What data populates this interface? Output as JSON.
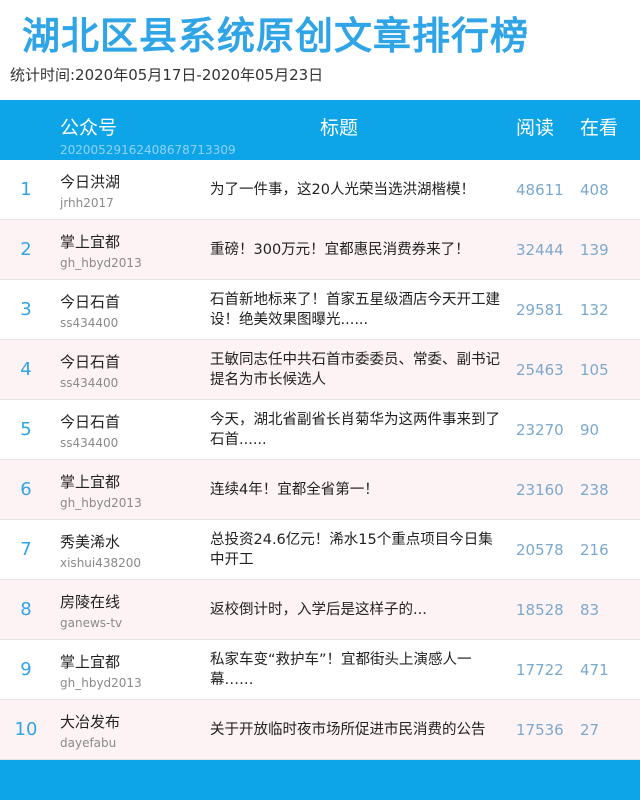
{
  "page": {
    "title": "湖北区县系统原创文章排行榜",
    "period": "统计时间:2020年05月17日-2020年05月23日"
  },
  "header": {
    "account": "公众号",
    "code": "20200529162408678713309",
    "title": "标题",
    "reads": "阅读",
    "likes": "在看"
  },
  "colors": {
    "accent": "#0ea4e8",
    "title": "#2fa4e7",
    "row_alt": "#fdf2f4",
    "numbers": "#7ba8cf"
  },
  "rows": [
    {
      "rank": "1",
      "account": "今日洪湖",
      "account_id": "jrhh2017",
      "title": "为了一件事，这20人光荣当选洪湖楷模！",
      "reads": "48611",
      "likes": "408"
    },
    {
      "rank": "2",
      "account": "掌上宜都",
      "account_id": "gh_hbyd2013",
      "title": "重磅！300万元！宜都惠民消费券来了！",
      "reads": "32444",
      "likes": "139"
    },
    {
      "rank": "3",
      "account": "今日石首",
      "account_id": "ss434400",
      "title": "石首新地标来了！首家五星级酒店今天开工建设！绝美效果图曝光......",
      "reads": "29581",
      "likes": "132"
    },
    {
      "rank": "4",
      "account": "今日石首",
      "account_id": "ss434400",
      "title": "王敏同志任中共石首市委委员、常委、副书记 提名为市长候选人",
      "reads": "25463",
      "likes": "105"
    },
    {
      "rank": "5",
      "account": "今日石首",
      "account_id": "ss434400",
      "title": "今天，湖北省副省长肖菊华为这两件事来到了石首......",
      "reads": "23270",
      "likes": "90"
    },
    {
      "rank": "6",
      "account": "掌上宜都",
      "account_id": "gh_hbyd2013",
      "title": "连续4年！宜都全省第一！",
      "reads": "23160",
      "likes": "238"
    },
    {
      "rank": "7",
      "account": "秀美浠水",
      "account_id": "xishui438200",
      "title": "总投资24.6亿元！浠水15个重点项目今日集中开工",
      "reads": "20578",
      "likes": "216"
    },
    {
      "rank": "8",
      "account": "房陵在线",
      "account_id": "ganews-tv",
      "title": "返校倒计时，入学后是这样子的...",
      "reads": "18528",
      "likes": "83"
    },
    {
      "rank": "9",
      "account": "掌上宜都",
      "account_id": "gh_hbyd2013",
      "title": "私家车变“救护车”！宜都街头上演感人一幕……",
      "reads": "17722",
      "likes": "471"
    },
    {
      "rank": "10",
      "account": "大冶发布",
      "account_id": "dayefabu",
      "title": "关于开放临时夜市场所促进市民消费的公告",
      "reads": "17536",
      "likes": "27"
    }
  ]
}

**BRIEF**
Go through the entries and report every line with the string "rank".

**SOLUTION FOR THIS EXERCISE**
      "rank": "1",
      "rank": "2",
      "rank": "3",
      "rank": "4",
      "rank": "5",
      "rank": "6",
      "rank": "7",
      "rank": "8",
      "rank": "9",
      "rank": "10",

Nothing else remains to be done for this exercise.